THE INSTITUTE of Chartered Accountants of Jamaica (ICAJ) will be embarking on a financial system improvement project to strengthen the enforcement and compliance framework of the accountancy profession and to reinforce the integrity of information provided to investors.
The project is being implemented against the background of the recent failures of international companies, particularly in North America and Europe, as well as developments locally that have eroded public and investor confidence in corporate governance and in the accounting and auditing processes. The ICAJ is presently seeking donor funding from the Inter-American Development Bank (IDB) through its Multilateral Investment Fund (MIF) for the project.
The funding will be used to support a technical programme to assist chartered accountants, financial sector professionals and other users of financial statements in the application of International Accounting Standards (IAS) and International Standards on Auditing (ISA). IAS and ISA were adopted by the ICAJ as the national accounting and auditing standards with effect from July 1, 2002. The first phase of the IDB-funded project involves the appointment of an independent international consultant to conduct a Review of Observance of Standards and Codes (ROSC), according to World Bank standards, and the development of a Country Action Plan. This involves an independent review on the level of national compliance with International Accounting and Auditing Standards. Mr David Cairns, international consultant and former Secretary General of the International Accounting Standards Committee (now the International Accounting Standards Board, based in the United Kingdom), was engaged by the Institute to conduct the ROSC. Mr Cairns visited Jamaica recently and carried out a review of published financial statements as well as interviews with regulators, practising members of the ICAJ and accounting professionals in industry and commerce. The key findings of the review have been presented to stakeholders, which included representatives from the Bank of Jamaica, Financial Services Commission, Jamaica Stock Exchange, Jamaica Chamber of Commerce, Public Accountancy Board, the Ministry of Finance as well as practitioners.
As a result of the demands of the global capital markets and trends in these markets, there is the need for higher standards of disclosure with greater emphasis on the veracity of balance sheet values and more detailed financial reporting as required under International Accounting Standards. In this regard, the project will ensure improvements in the quality and usefulness of financial statements issued by Jamaican businesses.
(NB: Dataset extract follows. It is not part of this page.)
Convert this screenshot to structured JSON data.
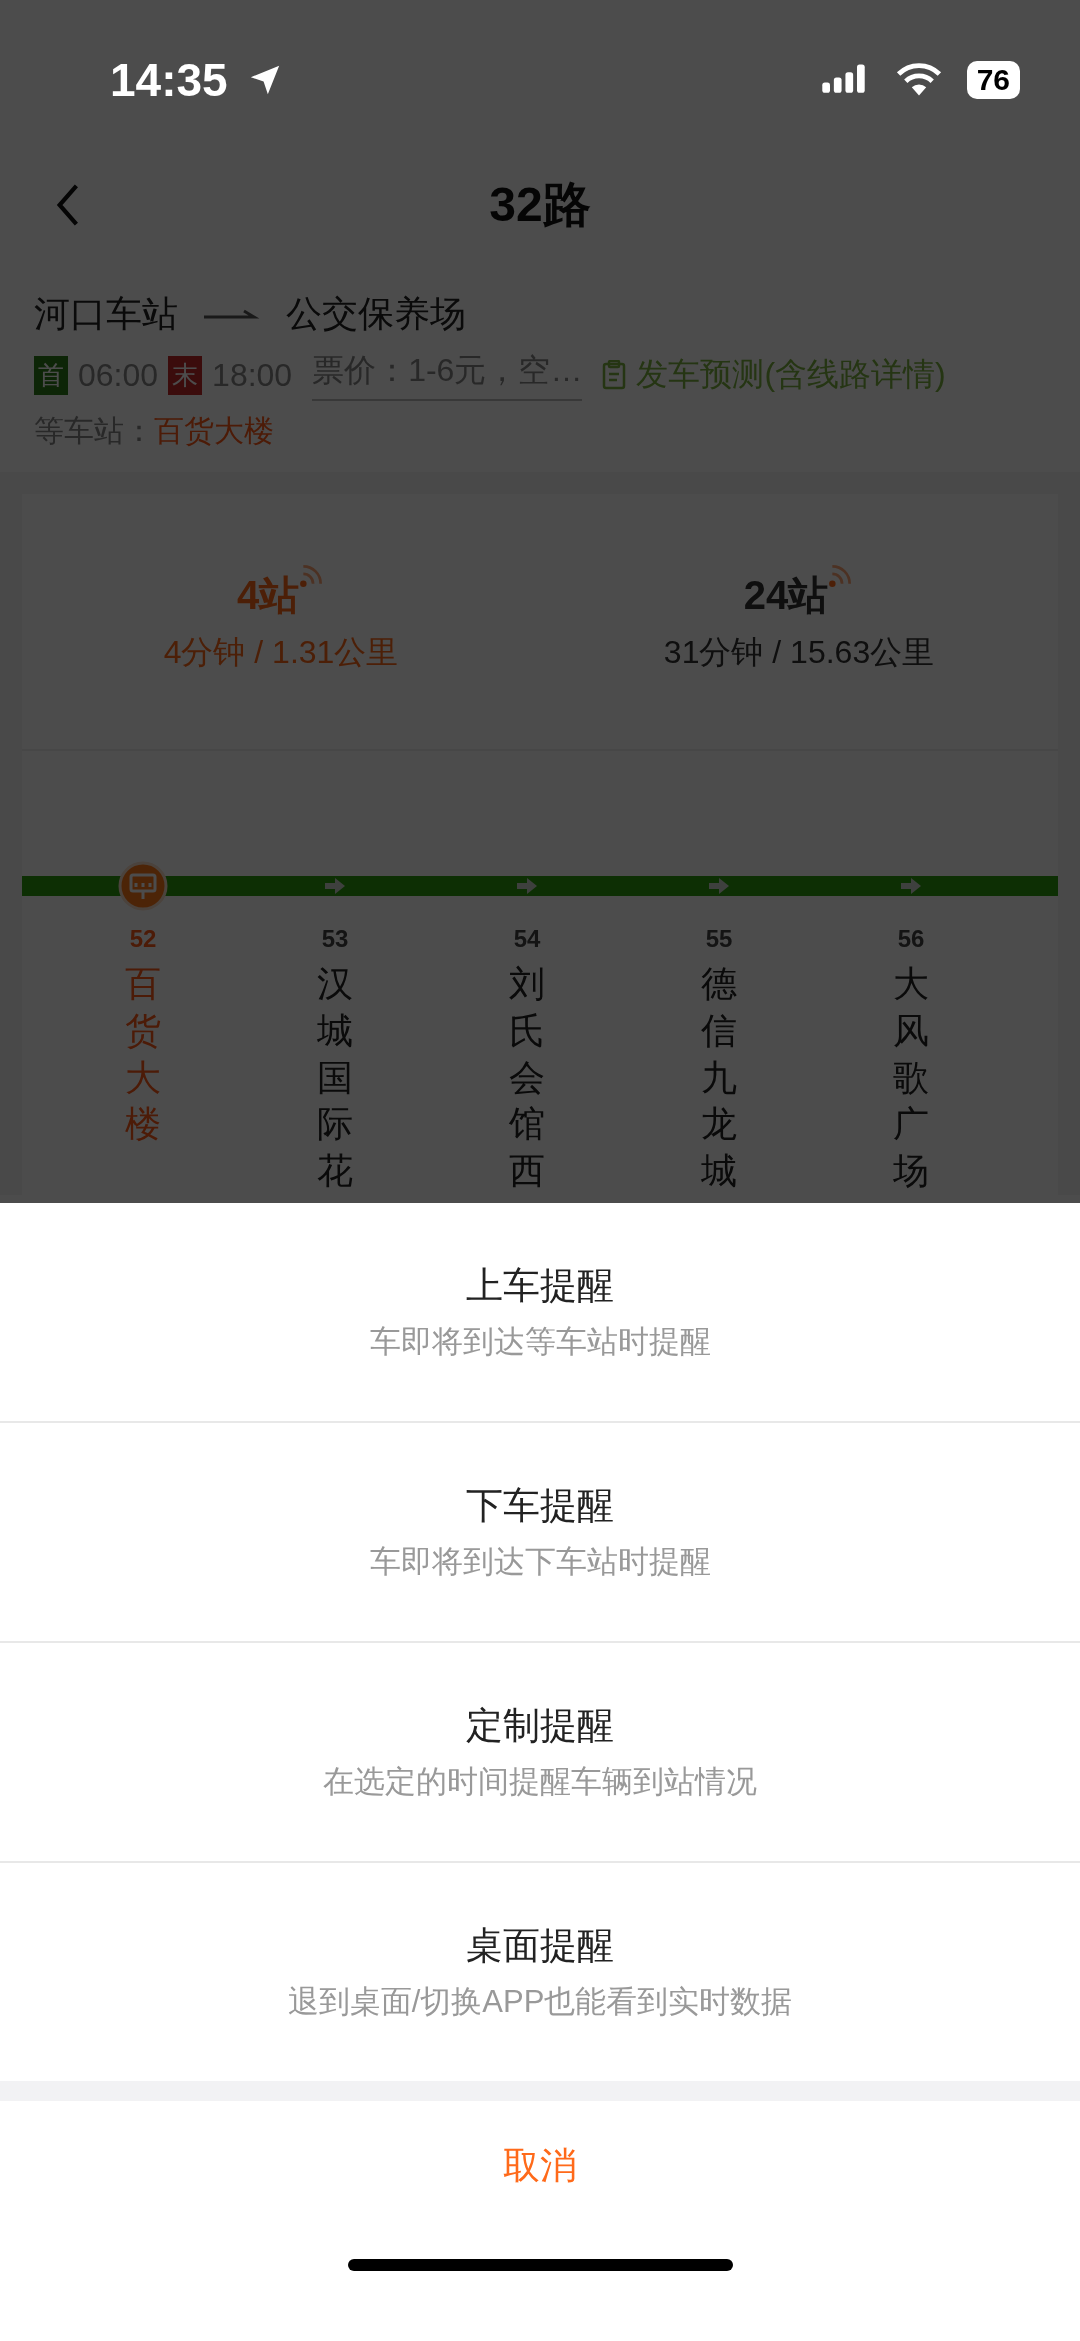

The project will also assist in building adequate mechanisms for the enforcement of IAS and ISA in Jamaica and will complement the efforts of the Private Sector Organisation of Jamaica in promoting and encouraging good corporate governance. The benefits of the review include the promotion of Jamaica as a country suitable for international capital investment. It will also help to rebuild the confidence of the investing public as well as analysts and institutional investors in the financial reporting process. This is of direct relevance to quoted companies, banks, insurance companies and other entities that make their financial statements available to the public and foreign investors. The review will enhance public perception of institutions such as the Stock Exchange and provide a sound basis for investors to utilise in evaluating existing and potential investments in Jamaica. It will also assist Government and its agencies in their regulatory functions and negotiations with multilateral institutions.